__TASK INSTRUCTIONS__:
Without omitting anything, write out the listing below precisely.

- - - - -

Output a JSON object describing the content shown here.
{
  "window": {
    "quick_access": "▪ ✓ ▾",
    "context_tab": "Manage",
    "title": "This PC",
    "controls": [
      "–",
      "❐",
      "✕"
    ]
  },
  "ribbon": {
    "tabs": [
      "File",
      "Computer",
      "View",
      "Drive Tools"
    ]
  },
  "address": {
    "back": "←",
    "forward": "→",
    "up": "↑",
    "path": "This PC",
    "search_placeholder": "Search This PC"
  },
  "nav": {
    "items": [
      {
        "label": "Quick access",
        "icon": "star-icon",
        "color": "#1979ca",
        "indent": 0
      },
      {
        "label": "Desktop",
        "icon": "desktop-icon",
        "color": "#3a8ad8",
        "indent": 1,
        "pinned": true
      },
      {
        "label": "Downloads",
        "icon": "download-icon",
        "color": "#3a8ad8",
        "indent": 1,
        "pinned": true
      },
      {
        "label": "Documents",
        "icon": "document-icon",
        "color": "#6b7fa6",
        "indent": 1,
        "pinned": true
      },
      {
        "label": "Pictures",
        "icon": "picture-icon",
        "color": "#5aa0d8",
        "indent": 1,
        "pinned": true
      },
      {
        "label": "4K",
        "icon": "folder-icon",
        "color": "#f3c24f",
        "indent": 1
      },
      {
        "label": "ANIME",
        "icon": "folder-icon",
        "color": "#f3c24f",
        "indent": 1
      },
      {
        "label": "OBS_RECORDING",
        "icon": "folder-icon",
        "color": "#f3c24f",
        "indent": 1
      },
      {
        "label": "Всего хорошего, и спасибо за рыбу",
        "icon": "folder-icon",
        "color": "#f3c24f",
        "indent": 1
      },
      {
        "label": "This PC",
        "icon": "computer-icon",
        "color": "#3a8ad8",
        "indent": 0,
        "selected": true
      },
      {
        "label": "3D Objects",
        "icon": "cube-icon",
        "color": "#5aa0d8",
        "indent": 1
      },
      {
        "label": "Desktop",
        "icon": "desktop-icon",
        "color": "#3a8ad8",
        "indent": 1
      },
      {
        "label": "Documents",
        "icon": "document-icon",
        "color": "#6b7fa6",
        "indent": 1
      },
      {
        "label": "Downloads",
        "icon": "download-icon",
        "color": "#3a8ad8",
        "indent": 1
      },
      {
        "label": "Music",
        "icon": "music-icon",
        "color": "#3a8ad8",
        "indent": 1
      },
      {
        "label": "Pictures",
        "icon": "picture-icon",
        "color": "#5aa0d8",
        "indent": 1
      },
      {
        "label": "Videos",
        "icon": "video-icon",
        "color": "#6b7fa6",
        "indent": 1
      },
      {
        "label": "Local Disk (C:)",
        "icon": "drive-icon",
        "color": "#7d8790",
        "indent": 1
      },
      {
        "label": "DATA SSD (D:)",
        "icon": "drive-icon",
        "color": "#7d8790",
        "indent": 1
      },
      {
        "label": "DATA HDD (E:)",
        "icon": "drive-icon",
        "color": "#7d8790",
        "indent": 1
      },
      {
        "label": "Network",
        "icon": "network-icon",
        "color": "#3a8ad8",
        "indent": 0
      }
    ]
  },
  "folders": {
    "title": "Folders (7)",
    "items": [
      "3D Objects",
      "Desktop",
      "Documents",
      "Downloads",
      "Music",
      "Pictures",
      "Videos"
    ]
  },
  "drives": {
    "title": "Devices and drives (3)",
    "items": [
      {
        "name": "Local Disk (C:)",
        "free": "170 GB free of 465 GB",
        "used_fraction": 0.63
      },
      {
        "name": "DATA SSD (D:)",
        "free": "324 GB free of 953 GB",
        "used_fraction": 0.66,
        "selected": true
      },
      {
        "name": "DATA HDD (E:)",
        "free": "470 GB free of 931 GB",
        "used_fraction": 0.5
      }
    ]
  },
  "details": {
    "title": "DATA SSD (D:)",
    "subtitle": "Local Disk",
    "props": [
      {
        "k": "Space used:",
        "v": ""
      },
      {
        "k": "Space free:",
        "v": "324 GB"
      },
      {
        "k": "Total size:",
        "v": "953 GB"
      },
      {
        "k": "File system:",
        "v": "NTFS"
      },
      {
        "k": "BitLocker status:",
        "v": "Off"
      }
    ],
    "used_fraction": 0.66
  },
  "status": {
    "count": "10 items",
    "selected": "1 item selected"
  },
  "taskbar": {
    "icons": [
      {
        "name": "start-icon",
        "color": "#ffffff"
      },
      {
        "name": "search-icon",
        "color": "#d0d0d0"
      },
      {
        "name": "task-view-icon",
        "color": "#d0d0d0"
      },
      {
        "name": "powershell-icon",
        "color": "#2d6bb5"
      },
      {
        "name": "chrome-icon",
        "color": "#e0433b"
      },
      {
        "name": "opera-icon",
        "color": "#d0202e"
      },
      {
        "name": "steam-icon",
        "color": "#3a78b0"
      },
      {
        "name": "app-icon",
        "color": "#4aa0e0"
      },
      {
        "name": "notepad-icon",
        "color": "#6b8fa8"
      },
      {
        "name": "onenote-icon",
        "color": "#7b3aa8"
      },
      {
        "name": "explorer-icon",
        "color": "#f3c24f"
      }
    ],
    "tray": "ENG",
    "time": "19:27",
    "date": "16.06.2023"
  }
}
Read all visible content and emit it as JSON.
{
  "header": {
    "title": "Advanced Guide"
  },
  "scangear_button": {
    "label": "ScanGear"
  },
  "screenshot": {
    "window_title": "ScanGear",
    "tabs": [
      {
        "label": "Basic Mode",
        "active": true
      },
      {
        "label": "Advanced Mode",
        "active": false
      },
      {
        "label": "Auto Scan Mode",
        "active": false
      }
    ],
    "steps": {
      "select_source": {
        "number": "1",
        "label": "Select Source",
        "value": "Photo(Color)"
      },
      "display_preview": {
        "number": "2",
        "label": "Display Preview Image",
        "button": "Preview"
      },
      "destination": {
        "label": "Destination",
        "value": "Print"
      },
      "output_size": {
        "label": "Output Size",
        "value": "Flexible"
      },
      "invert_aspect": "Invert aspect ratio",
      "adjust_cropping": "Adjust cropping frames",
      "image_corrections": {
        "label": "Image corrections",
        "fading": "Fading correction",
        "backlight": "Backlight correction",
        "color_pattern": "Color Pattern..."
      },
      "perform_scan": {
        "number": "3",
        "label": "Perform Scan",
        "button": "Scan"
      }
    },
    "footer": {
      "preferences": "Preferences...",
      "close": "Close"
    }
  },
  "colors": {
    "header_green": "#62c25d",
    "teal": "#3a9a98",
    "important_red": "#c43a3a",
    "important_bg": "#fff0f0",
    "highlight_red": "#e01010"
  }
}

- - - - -

__SOLUTION FOR THIS EXERCISE__:
Output a JSON object describing the content shown here.
{
  "window": {
    "quick_access": "▪ ✓ ▾",
    "context_tab": "Manage",
    "title": "This PC",
    "controls": [
      "–",
      "❐",
      "✕"
    ]
  },
  "ribbon": {
    "tabs": [
      "File",
      "Computer",
      "View",
      "Drive Tools"
    ]
  },
  "address": {
    "back": "←",
    "forward": "→",
    "up": "↑",
    "path": "This PC",
    "search_placeholder": "Search This PC"
  },
  "nav": {
    "items": [
      {
        "label": "Quick access",
        "icon": "star-icon",
        "color": "#1979ca",
        "indent": 0
      },
      {
        "label": "Desktop",
        "icon": "desktop-icon",
        "color": "#3a8ad8",
        "indent": 1,
        "pinned": true
      },
      {
        "label": "Downloads",
        "icon": "download-icon",
        "color": "#3a8ad8",
        "indent": 1,
        "pinned": true
      },
      {
        "label": "Documents",
        "icon": "document-icon",
        "color": "#6b7fa6",
        "indent": 1,
        "pinned": true
      },
      {
        "label": "Pictures",
        "icon": "picture-icon",
        "color": "#5aa0d8",
        "indent": 1,
        "pinned": true
      },
      {
        "label": "4K",
        "icon": "folder-icon",
        "color": "#f3c24f",
        "indent": 1
      },
      {
        "label": "ANIME",
        "icon": "folder-icon",
        "color": "#f3c24f",
        "indent": 1
      },
      {
        "label": "OBS_RECORDING",
        "icon": "folder-icon",
        "color": "#f3c24f",
        "indent": 1
      },
      {
        "label": "Всего хорошего, и спасибо за рыбу",
        "icon": "folder-icon",
        "color": "#f3c24f",
        "indent": 1
      },
      {
        "label": "This PC",
        "icon": "computer-icon",
        "color": "#3a8ad8",
        "indent": 0,
        "selected": true
      },
      {
        "label": "3D Objects",
        "icon": "cube-icon",
        "color": "#5aa0d8",
        "indent": 1
      },
      {
        "label": "Desktop",
        "icon": "desktop-icon",
        "color": "#3a8ad8",
        "indent": 1
      },
      {
        "label": "Documents",
        "icon": "document-icon",
        "color": "#6b7fa6",
        "indent": 1
      },
      {
        "label": "Downloads",
        "icon": "download-icon",
        "color": "#3a8ad8",
        "indent": 1
      },
      {
        "label": "Music",
        "icon": "music-icon",
        "color": "#3a8ad8",
        "indent": 1
      },
      {
        "label": "Pictures",
        "icon": "picture-icon",
        "color": "#5aa0d8",
        "indent": 1
      },
      {
        "label": "Videos",
        "icon": "video-icon",
        "color": "#6b7fa6",
        "indent": 1
      },
      {
        "label": "Local Disk (C:)",
        "icon": "drive-icon",
        "color": "#7d8790",
        "indent": 1
      },
      {
        "label": "DATA SSD (D:)",
        "icon": "drive-icon",
        "color": "#7d8790",
        "indent": 1
      },
      {
        "label": "DATA HDD (E:)",
        "icon": "drive-icon",
        "color": "#7d8790",
        "indent": 1
      },
      {
        "label": "Network",
        "icon": "network-icon",
        "color": "#3a8ad8",
        "indent": 0
      }
    ]
  },
  "folders": {
    "title": "Folders (7)",
    "items": [
      "3D Objects",
      "Desktop",
      "Documents",
      "Downloads",
      "Music",
      "Pictures",
      "Videos"
    ]
  },
  "drives": {
    "title": "Devices and drives (3)",
    "items": [
      {
        "name": "Local Disk (C:)",
        "free": "170 GB free of 465 GB",
        "used_fraction": 0.63
      },
      {
        "name": "DATA SSD (D:)",
        "free": "324 GB free of 953 GB",
        "used_fraction": 0.66,
        "selected": true
      },
      {
        "name": "DATA HDD (E:)",
        "free": "470 GB free of 931 GB",
        "used_fraction": 0.5
      }
    ]
  },
  "details": {
    "title": "DATA SSD (D:)",
    "subtitle": "Local Disk",
    "props": [
      {
        "k": "Space used:",
        "v": ""
      },
      {
        "k": "Space free:",
        "v": "324 GB"
      },
      {
        "k": "Total size:",
        "v": "953 GB"
      },
      {
        "k": "File system:",
        "v": "NTFS"
      },
      {
        "k": "BitLocker status:",
        "v": "Off"
      }
    ],
    "used_fraction": 0.66
  },
  "status": {
    "count": "10 items",
    "selected": "1 item selected"
  },
  "taskbar": {
    "icons": [
      {
        "name": "start-icon",
        "color": "#ffffff"
      },
      {
        "name": "search-icon",
        "color": "#d0d0d0"
      },
      {
        "name": "task-view-icon",
        "color": "#d0d0d0"
      },
      {
        "name": "powershell-icon",
        "color": "#2d6bb5"
      },
      {
        "name": "chrome-icon",
        "color": "#e0433b"
      },
      {
        "name": "opera-icon",
        "color": "#d0202e"
      },
      {
        "name": "steam-icon",
        "color": "#3a78b0"
      },
      {
        "name": "app-icon",
        "color": "#4aa0e0"
      },
      {
        "name": "notepad-icon",
        "color": "#6b8fa8"
      },
      {
        "name": "onenote-icon",
        "color": "#7b3aa8"
      },
      {
        "name": "explorer-icon",
        "color": "#f3c24f"
      }
    ],
    "tray": "ENG",
    "time": "19:27",
    "date": "16.06.2023"
  }
}
Read all visible content and emit it as JSON.
{
  "header": {
    "title": "Advanced Guide"
  },
  "scangear_button": {
    "label": "ScanGear"
  },
  "screenshot": {
    "window_title": "ScanGear",
    "tabs": [
      {
        "label": "Basic Mode",
        "active": true
      },
      {
        "label": "Advanced Mode",
        "active": false
      },
      {
        "label": "Auto Scan Mode",
        "active": false
      }
    ],
    "steps": {
      "select_source": {
        "number": "1",
        "label": "Select Source",
        "value": "Photo(Color)"
      },
      "display_preview": {
        "number": "2",
        "label": "Display Preview Image",
        "button": "Preview"
      },
      "destination": {
        "label": "Destination",
        "value": "Print"
      },
      "output_size": {
        "label": "Output Size",
        "value": "Flexible"
      },
      "invert_aspect": "Invert aspect ratio",
      "adjust_cropping": "Adjust cropping frames",
      "image_corrections": {
        "label": "Image corrections",
        "fading": "Fading correction",
        "backlight": "Backlight correction",
        "color_pattern": "Color Pattern..."
      },
      "perform_scan": {
        "number": "3",
        "label": "Perform Scan",
        "button": "Scan"
      }
    },
    "footer": {
      "preferences": "Preferences...",
      "close": "Close"
    }
  },
  "colors": {
    "header_green": "#62c25d",
    "teal": "#3a9a98",
    "important_red": "#c43a3a",
    "important_bg": "#fff0f0",
    "highlight_red": "#e01010"
  }
}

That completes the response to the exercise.